Peter S. Du Ponceau
No preview available - 2016
adopted alliance amendments appearance appointed arms authority become bills called carry cause choose citizens colonies commerce common confederation congress assembled consent considered consist constitution court danger delegates determine direct district duties effect elected electors enter equal establish executive exercise existing experience forces foreign former give grant hold house of representatives independent individual interest John judges judicial jurisdiction justice land least legislative legislature less liberty majority manner matter means measures meet ment nation natural necessary object opinion organization party passed peace person political prescribed present preservation president principles proper protect question raise receive regulations representatives respective rules senate separate sovereignty spirit term thereof things tion treason treaties trial two-thirds Union United unless vested vice-president votes whole

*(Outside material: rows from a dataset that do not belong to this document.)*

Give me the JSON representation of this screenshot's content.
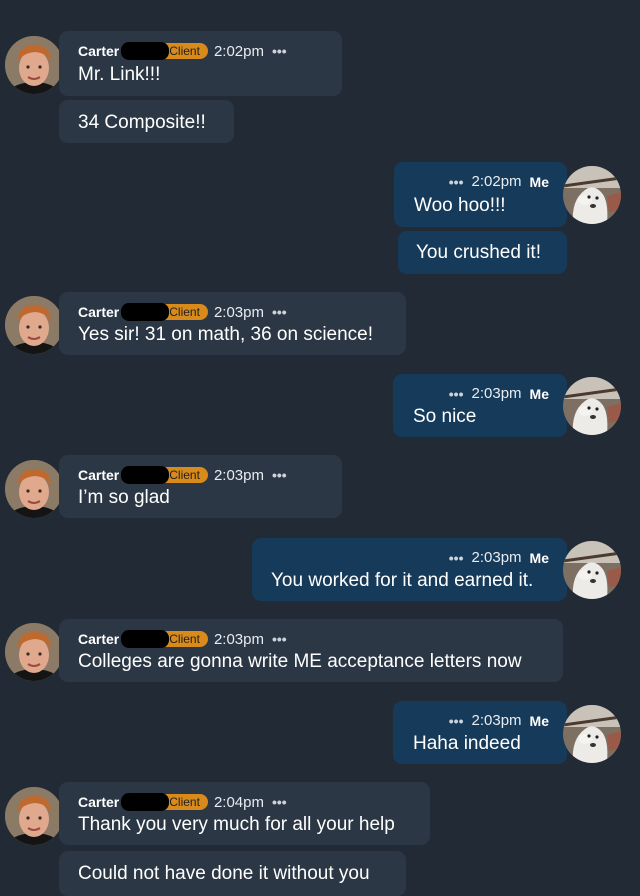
{
  "contact": {
    "name": "Carter",
    "badge": "Client"
  },
  "self": {
    "name": "Me"
  },
  "more_glyph": "•••",
  "messages": [
    {
      "time": "2:02pm",
      "lines": [
        "Mr. Link!!!",
        "34 Composite!!"
      ]
    },
    {
      "time": "2:02pm",
      "lines": [
        "Woo hoo!!!",
        "You crushed it!"
      ]
    },
    {
      "time": "2:03pm",
      "lines": [
        "Yes sir! 31 on math, 36 on science!"
      ]
    },
    {
      "time": "2:03pm",
      "lines": [
        "So nice"
      ]
    },
    {
      "time": "2:03pm",
      "lines": [
        "I’m so glad"
      ]
    },
    {
      "time": "2:03pm",
      "lines": [
        "You worked for it and earned it."
      ]
    },
    {
      "time": "2:03pm",
      "lines": [
        "Colleges are gonna write ME acceptance letters now"
      ]
    },
    {
      "time": "2:03pm",
      "lines": [
        "Haha indeed"
      ]
    },
    {
      "time": "2:04pm",
      "lines": [
        "Thank you very much for all your help",
        "Could not have done it without you"
      ]
    }
  ],
  "colors": {
    "background": "#222b35",
    "incoming_bubble": "#2b3744",
    "outgoing_bubble": "#163a59",
    "client_badge": "#d88a1a"
  }
}
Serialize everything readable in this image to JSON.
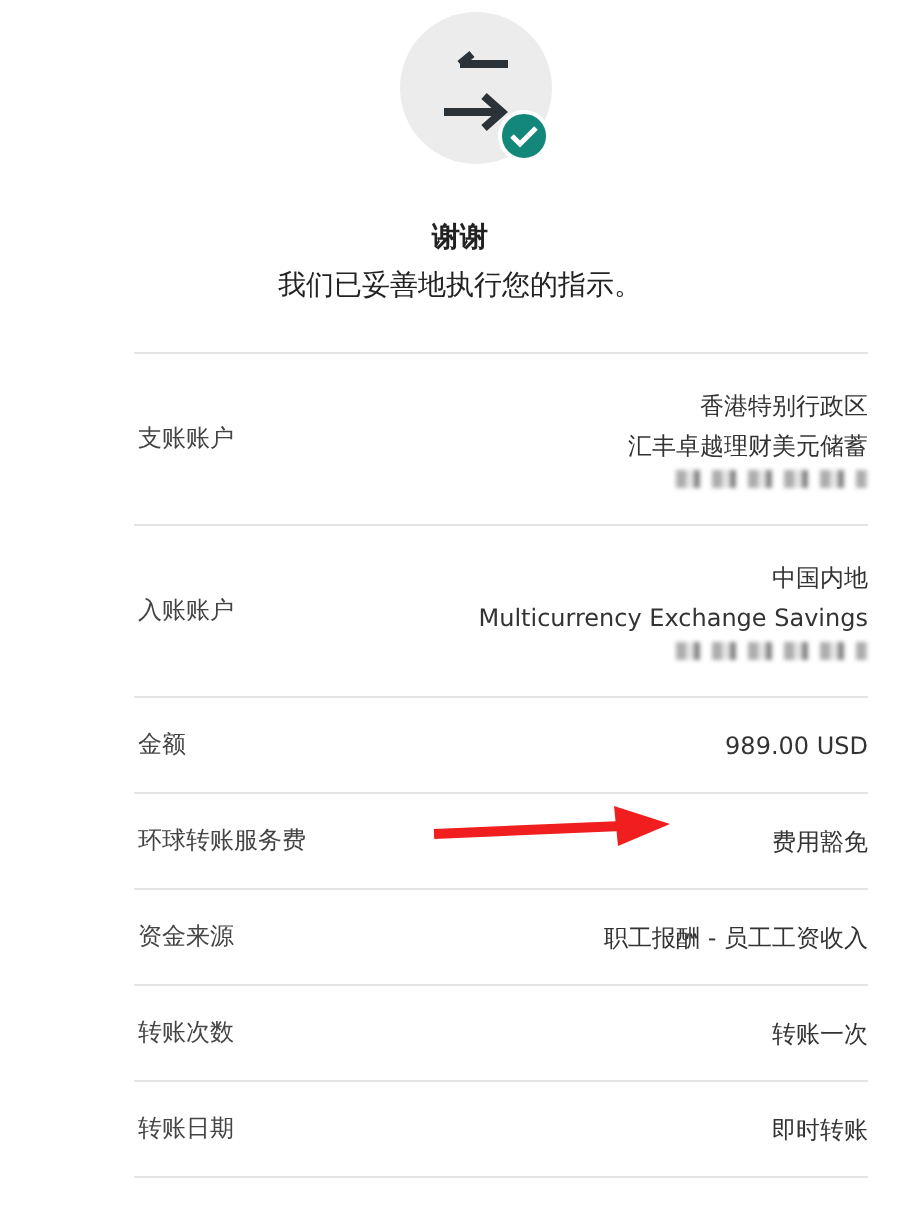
{
  "header": {
    "title": "谢谢",
    "message": "我们已妥善地执行您的指示。"
  },
  "details": [
    {
      "label": "支账账户",
      "lines": [
        "香港特别行政区",
        "汇丰卓越理财美元储蓄"
      ],
      "redacted": true
    },
    {
      "label": "入账账户",
      "lines": [
        "中国内地",
        "Multicurrency Exchange Savings"
      ],
      "redacted": true
    },
    {
      "label": "金额",
      "lines": [
        "989.00 USD"
      ]
    },
    {
      "label": "环球转账服务费",
      "lines": [
        "费用豁免"
      ],
      "annotated": true
    },
    {
      "label": "资金来源",
      "lines": [
        "职工报酬 - 员工工资收入"
      ]
    },
    {
      "label": "转账次数",
      "lines": [
        "转账一次"
      ]
    },
    {
      "label": "转账日期",
      "lines": [
        "即时转账"
      ]
    }
  ]
}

Page 60 - All bills of credit emitted, moneys borrowed, and debts contracted, by or under the authority of congress, before the assembling of the United States, in pursuance of the present confederation, shall be deemed. and considered as a charge against the United States, for payment and satisfaction whereof, the said United States, and the public faith, are hereby solemnly pledged.

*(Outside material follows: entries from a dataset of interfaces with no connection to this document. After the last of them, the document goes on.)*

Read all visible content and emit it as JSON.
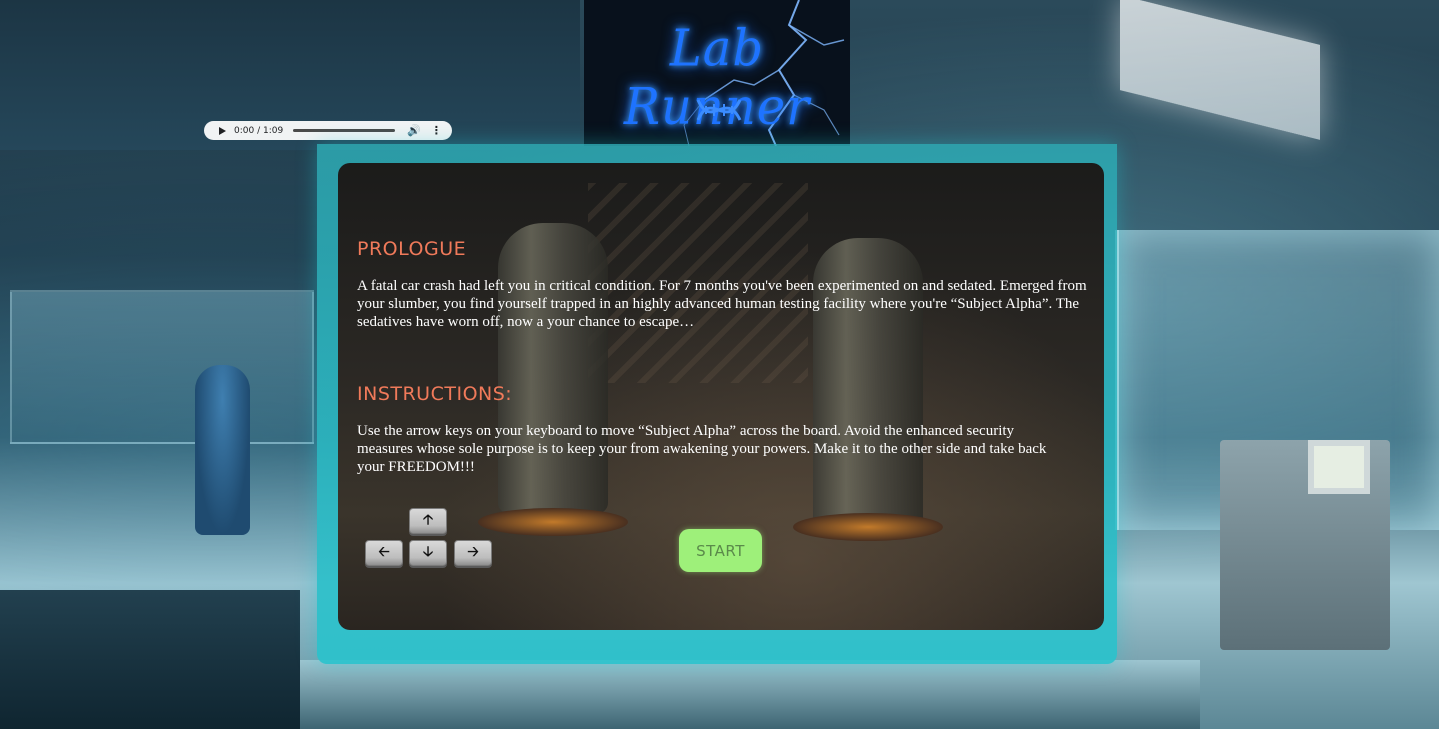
{
  "logo": {
    "title": "Lab Runner",
    "icon": "dna-icon",
    "glow_color": "#1e73ff"
  },
  "audio": {
    "time": "0:00 / 1:09",
    "play_icon": "play-icon",
    "volume_icon": "volume-icon",
    "more_icon": "more-vert-icon"
  },
  "prologue": {
    "heading": "PROLOGUE",
    "text": "A fatal car crash had left you in critical condition. For 7 months you've been experimented on and sedated. Emerged from your slumber, you find yourself trapped in an highly advanced human testing facility where you're “Subject Alpha”. The sedatives have worn off, now a your chance to escape…"
  },
  "instructions": {
    "heading": "INSTRUCTIONS:",
    "text": "Use the arrow keys on your keyboard to move “Subject Alpha” across the board. Avoid the enhanced security measures whose sole purpose is to keep your from awakening your powers. Make it to the other side and take back your FREEDOM!!!"
  },
  "keys": {
    "up": "🡡",
    "left": "🡠",
    "down": "🡣",
    "right": "🡢"
  },
  "start_button": {
    "label": "START",
    "color": "#9ef07a"
  },
  "theme": {
    "heading_color": "#f07a5a",
    "frame_color": "#2dc3cd"
  }
}
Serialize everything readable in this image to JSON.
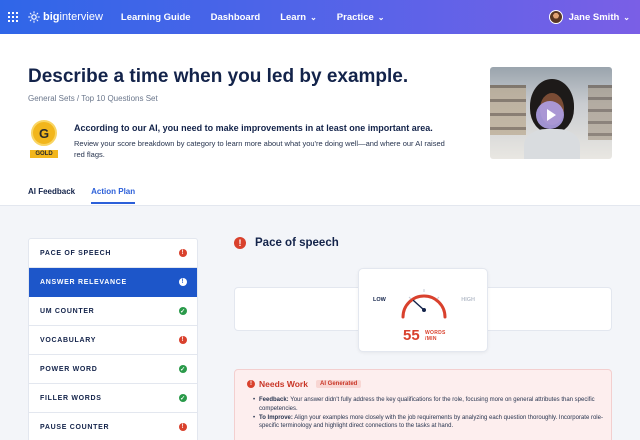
{
  "nav": {
    "logo_bold": "big",
    "logo_light": "interview",
    "links": [
      {
        "label": "Learning Guide",
        "has_caret": false
      },
      {
        "label": "Dashboard",
        "has_caret": false
      },
      {
        "label": "Learn",
        "has_caret": true
      },
      {
        "label": "Practice",
        "has_caret": true
      }
    ],
    "user_name": "Jane Smith"
  },
  "question": {
    "title": "Describe a time when you led by example.",
    "breadcrumb": "General Sets / Top 10 Questions Set"
  },
  "medal": {
    "letter": "G",
    "tag": "GOLD"
  },
  "ai_summary": {
    "title": "According to our AI, you need to make improvements in at least one important area.",
    "description": "Review your score breakdown by category to learn more about what you're doing well—and where our AI raised red flags."
  },
  "tabs": [
    {
      "label": "AI Feedback",
      "active": false
    },
    {
      "label": "Action Plan",
      "active": true
    }
  ],
  "sidebar": {
    "items": [
      {
        "label": "PACE OF SPEECH",
        "status": "red",
        "glyph": "!"
      },
      {
        "label": "ANSWER RELEVANCE",
        "status": "white",
        "glyph": "!",
        "active": true
      },
      {
        "label": "UM COUNTER",
        "status": "green",
        "glyph": "✓"
      },
      {
        "label": "VOCABULARY",
        "status": "red",
        "glyph": "!"
      },
      {
        "label": "POWER WORD",
        "status": "green",
        "glyph": "✓"
      },
      {
        "label": "FILLER WORDS",
        "status": "green",
        "glyph": "✓"
      },
      {
        "label": "PAUSE COUNTER",
        "status": "red",
        "glyph": "!"
      }
    ]
  },
  "section": {
    "title": "Pace of speech",
    "glyph": "!"
  },
  "gauge": {
    "low_label": "LOW",
    "high_label": "HIGH",
    "value": "55",
    "unit_line1": "WORDS",
    "unit_line2": "/MIN",
    "level": 0.3,
    "color": "#d9412d"
  },
  "needs_work": {
    "title": "Needs Work",
    "badge": "AI Generated",
    "feedback_label": "Feedback:",
    "feedback_text": " Your answer didn't fully address the key qualifications for the role, focusing more on general attributes than specific competencies.",
    "improve_label": "To Improve:",
    "improve_text": " Align your examples more closely with the job requirements by analyzing each question thoroughly. Incorporate role-specific terminology and highlight direct connections to the tasks at hand."
  },
  "colors": {
    "accent": "#2b5fd9",
    "danger": "#d9412d",
    "success": "#2a9a4a",
    "gold": "#f2b61c"
  }
}
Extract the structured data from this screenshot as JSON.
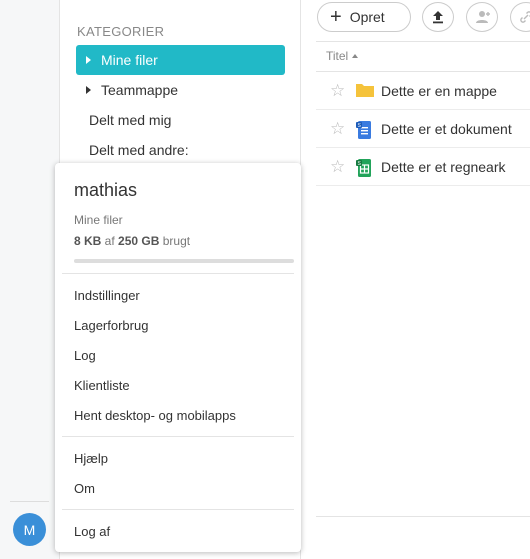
{
  "sidebar": {
    "category_label": "KATEGORIER",
    "items": [
      {
        "label": "Mine filer"
      },
      {
        "label": "Teammappe"
      },
      {
        "label": "Delt med mig"
      },
      {
        "label": "Delt med andre:"
      }
    ]
  },
  "toolbar": {
    "create_label": "Opret",
    "create_icon": "plus-icon",
    "upload_icon": "upload-icon",
    "add_user_icon": "add-user-icon",
    "link_icon": "link-icon"
  },
  "file_list": {
    "column_title": "Titel",
    "files": [
      {
        "name": "Dette er en mappe",
        "icon": "folder-icon"
      },
      {
        "name": "Dette er et dokument",
        "icon": "document-icon"
      },
      {
        "name": "Dette er et regneark",
        "icon": "spreadsheet-icon"
      }
    ]
  },
  "account_menu": {
    "username": "mathias",
    "storage_label": "Mine filer",
    "usage_used": "8 KB",
    "usage_mid": " af ",
    "usage_total": "250 GB",
    "usage_suffix": " brugt",
    "usage_fraction": 0.0,
    "menu_items": [
      {
        "label": "Indstillinger"
      },
      {
        "label": "Lagerforbrug"
      },
      {
        "label": "Log"
      },
      {
        "label": "Klientliste"
      },
      {
        "label": "Hent desktop- og mobilapps"
      }
    ],
    "help_items": [
      {
        "label": "Hjælp"
      },
      {
        "label": "Om"
      }
    ],
    "logout_label": "Log af"
  },
  "avatar": {
    "initial": "M"
  },
  "colors": {
    "accent": "#21b9c7",
    "avatar": "#3a8fd8",
    "folder": "#f5c33b",
    "document": "#3a7be0",
    "spreadsheet": "#22a35a"
  }
}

Page 45 - In Congress, July 4, 1776 The Unanimous Declaration of the Thirteen United States of America When in the Course of human events it becomes necessary for one people to dissolve the political bands which have connected them with another, and to assume among the powers of the earth, the separate and equal station to which the Laws of Nature and of Nature's God entitle them, a decent respect to the opinions of mankind requires...
Page 86 - Respect for its authority, compliance with its laws, acquiescence in its measures, are duties enjoined by the fundamental maxims of true "liberty. -The basis of our political systems is the right of the people to make and to alter their constitutions of government. — But, the constitution which at any time exists, till changed by an explicit and authentic act of the whole people, is sacredly obligatory upon all.

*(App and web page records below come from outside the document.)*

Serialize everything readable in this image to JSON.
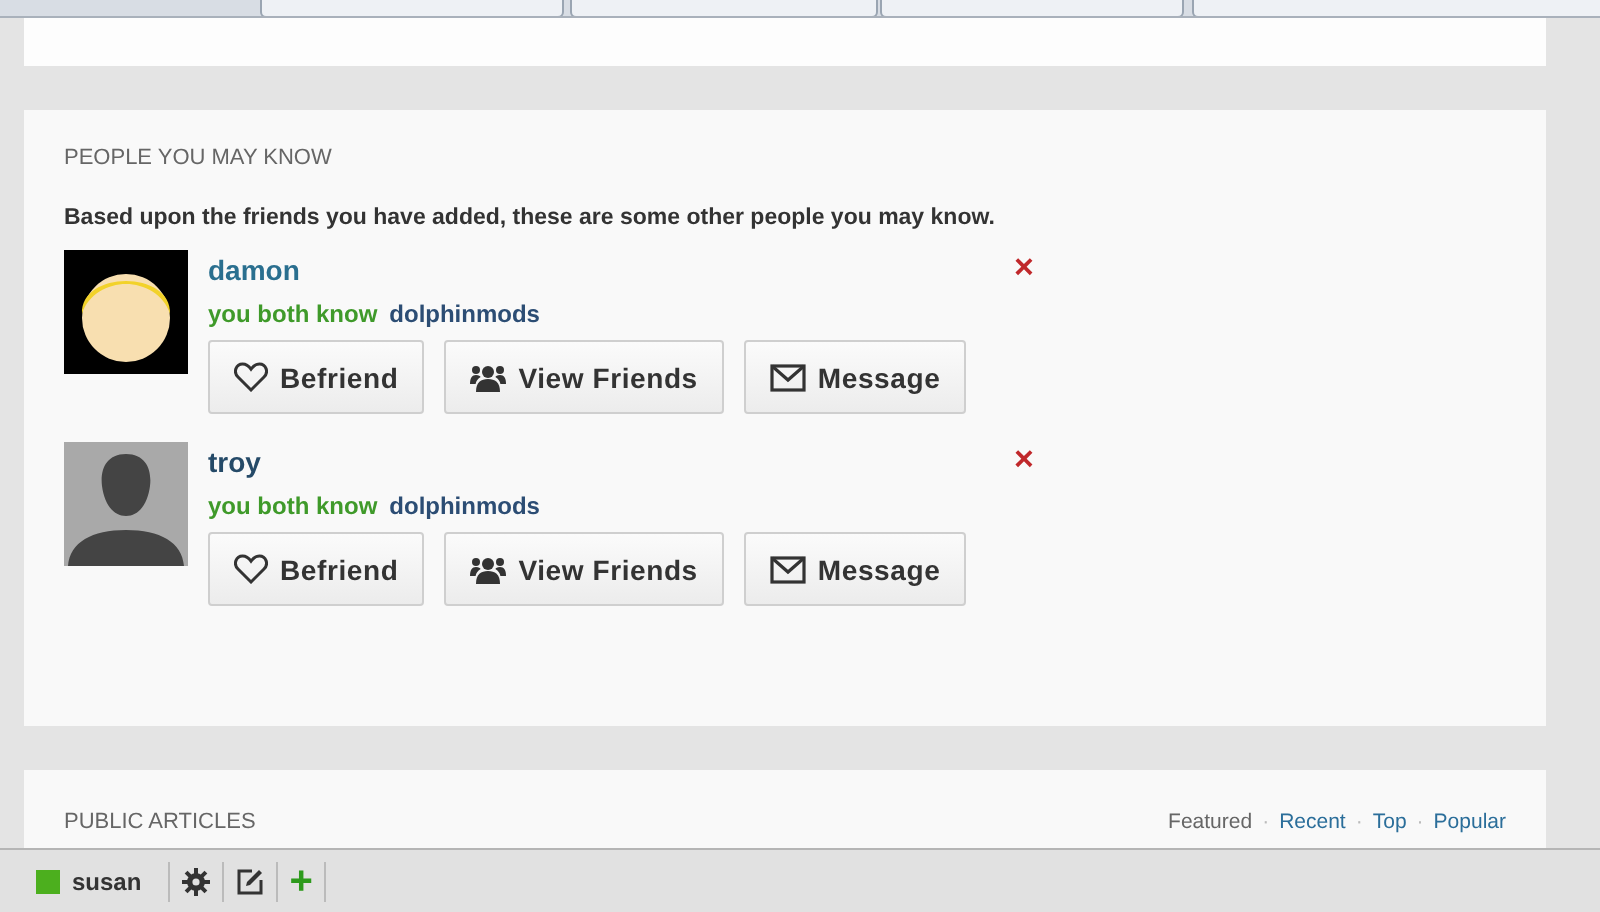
{
  "people_section": {
    "title": "PEOPLE YOU MAY KNOW",
    "intro": "Based upon the friends you have added, these are some other people you may know.",
    "people": [
      {
        "name": "damon",
        "avatar": {
          "kind": "cartoon"
        },
        "mutual_label": "you both know",
        "mutual_friend": "dolphinmods",
        "actions": [
          "Befriend",
          "View Friends",
          "Message"
        ],
        "dismiss": "×"
      },
      {
        "name": "troy",
        "avatar": {
          "kind": "silhouette"
        },
        "mutual_label": "you both know",
        "mutual_friend": "dolphinmods",
        "actions": [
          "Befriend",
          "View Friends",
          "Message"
        ],
        "dismiss": "×"
      }
    ]
  },
  "articles_section": {
    "title": "PUBLIC ARTICLES",
    "filters": [
      {
        "label": "Featured",
        "selected": true
      },
      {
        "label": "Recent",
        "selected": false
      },
      {
        "label": "Top",
        "selected": false
      },
      {
        "label": "Popular",
        "selected": false
      }
    ],
    "separator": "·"
  },
  "bottom_bar": {
    "user": "susan",
    "add": "+"
  }
}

Page 53 - Freedom of speech and debate in Congress shall not be impeached or questioned in any court, or place out of Congress...
Page 57 - States — regulating the trade and managing all affairs with the Indians not members of any of the states; provided that the legislative right of any state within its own limits be not infringed or violated...
Page 86 - No alliances, however strict, between the parts can be an adequate substitute; they must inevitably experience the infractions and interruptions which all alliances in all times have experienced.
Page 84 - The West derives from the East supplies requisite to its growth and comfort -and what is perhaps of still greater consequence, it must of necessity owe the secure enjoyment of indispensable outlets for its own productions to the weight, influence, and the future maritime strength of the Atlantic side of the Union, directed by an indissoluble community of interest as one nation.
Page 55 - States shall be divided or appropriated ; of granting letters of marque and reprisal in times of peace, appointing courts for the trial of piracies and felonies committed on the high seas, and establishing courts for receiving and determining finally appeals in all cases of captures, provided that no member of Congress shall be appointed a judge of any of the said courts.
Page 94 - Why forego the advantages of so peculiar a situation ? Why quit our own to stand upon foreign ground? Why, by interweaving our destiny with that of any part of Europe, entangle our peace and prosperity in the toils of European ambition, rivalship, interest, humor, or caprice?
Page 92 - It leads also to concessions to the favorite nation of privileges denied to others, which is apt doubly to injure the nation making the concessions ; by unnecessarily parting with what ought to have been retained ; and by exciting jealousy, ill will, and a disposition to retaliate, in the parties from whom equal privileges are withheld : and it gives to ambitious, corrupted or deluded citizens, (who devote themselves to the favorite nation...